Leftist farmers’ group Kilusang Magbubukid ng Pilipinas (KMP) called for justice, following the increasing number of killings of their fellow activist-farmers over the past year.
The KMP, in a press conference Wednesday, alleged that under the Duterte administration, 46 activist-farmers and members of indigenous peoples, mostly from southern Mindanao, have already been killed—22 of which occurred since Feb. 3, or right after the military declared all-out war against communist insurgents following the dissolution of peace talks with the government.
The latest of the killings monitored by the KMP happened just last March 27, in which three members of farmers’ group Nagkahiusang Mag-uuma sa Laak (NAMULAK) namely Cora Molave Lina and Arman and Arlyn Almonicar, were shot dead in two separate incidents.
KMP Secretary-General Antonio Flores in an interview said the farmers were getting killed either because they were suspected as members of the communist armed wing New People’s Army (NPA), or even as just communist “supporters.” The KMP places the blame for the killings on the military.
The killings also mostly occur in areas with large-scale mining sites, which the farmers oppose, or experiencing “expansion of plantations,” Flores noted.
“The insane war against drugs and the all-out war campaign directed against the people highlight the fascist direction that the Duterte regime is apparently taking,” said Flores, in a statement. “Farmers who feed the nation are being killed. This is unacceptable and deserves widespread condemnation from broad sectors.”
The KMP, however, sees as a solution to the roots of the violence in the continuation of the peace talks, which they hope to address agrarian reform issues, such as the proposed free land distribution under the Comprehensive Agreement on Social and Economic Reforms (Caser).

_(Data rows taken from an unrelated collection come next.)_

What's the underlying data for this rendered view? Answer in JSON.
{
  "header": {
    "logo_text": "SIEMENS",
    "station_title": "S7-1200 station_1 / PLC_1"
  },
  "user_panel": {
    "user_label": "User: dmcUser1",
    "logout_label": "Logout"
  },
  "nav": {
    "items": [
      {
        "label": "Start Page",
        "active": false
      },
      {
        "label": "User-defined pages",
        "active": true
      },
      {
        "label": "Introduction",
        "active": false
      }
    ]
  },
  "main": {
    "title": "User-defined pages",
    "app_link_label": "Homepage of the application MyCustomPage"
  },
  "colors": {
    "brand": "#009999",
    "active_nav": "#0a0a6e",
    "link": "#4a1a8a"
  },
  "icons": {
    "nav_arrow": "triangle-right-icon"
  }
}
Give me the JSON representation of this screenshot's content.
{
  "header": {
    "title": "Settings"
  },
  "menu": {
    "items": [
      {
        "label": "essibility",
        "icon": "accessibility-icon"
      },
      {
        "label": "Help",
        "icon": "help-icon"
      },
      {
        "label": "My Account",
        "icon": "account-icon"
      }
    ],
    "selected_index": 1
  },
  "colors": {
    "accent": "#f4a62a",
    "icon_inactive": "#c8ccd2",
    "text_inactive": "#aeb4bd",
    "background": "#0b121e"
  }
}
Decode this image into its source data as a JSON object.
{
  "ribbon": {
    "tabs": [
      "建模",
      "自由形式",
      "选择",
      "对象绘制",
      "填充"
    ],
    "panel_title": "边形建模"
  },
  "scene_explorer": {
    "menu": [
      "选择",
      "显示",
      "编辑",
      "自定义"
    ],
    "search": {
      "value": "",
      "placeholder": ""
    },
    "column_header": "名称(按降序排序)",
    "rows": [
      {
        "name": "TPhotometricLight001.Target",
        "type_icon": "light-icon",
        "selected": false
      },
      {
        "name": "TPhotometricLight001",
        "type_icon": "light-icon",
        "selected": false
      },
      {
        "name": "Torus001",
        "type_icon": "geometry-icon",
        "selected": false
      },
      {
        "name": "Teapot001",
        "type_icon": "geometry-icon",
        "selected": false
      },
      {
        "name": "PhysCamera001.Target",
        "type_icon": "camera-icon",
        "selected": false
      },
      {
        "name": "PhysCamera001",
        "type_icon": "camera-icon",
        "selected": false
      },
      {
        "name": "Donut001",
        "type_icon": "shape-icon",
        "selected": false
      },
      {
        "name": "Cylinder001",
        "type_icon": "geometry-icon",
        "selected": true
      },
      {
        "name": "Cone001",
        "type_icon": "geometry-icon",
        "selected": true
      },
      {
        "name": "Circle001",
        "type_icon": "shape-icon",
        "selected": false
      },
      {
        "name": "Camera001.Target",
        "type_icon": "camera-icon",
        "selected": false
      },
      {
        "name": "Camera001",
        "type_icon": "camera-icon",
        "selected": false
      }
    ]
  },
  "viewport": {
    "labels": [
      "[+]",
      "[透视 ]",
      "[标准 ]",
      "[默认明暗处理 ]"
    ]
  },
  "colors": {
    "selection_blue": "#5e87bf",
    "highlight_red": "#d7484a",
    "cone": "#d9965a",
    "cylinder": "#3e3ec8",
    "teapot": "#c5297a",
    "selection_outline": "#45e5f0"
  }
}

This is the same hopes carried by former KMP chair and now Department of Agrarian Reform Secretary Rafael Mariano. Mariano had earlier noted that the “farmers stand most to gain” from the peace talks.
The DAR has likewise monitored the increasing killings of farmers starting January, though the numbers are lower at only 16. The agency also earlier noted the killings spiked in February, in the wake of the disbanded peace talks between the government and the communist-led National Democratic Front of the Philippines.
Mariano had said he condemned the spate of killings, and has ordered the DAR offices in all of the affected regions to resolve the agrarian disputes in their area. JE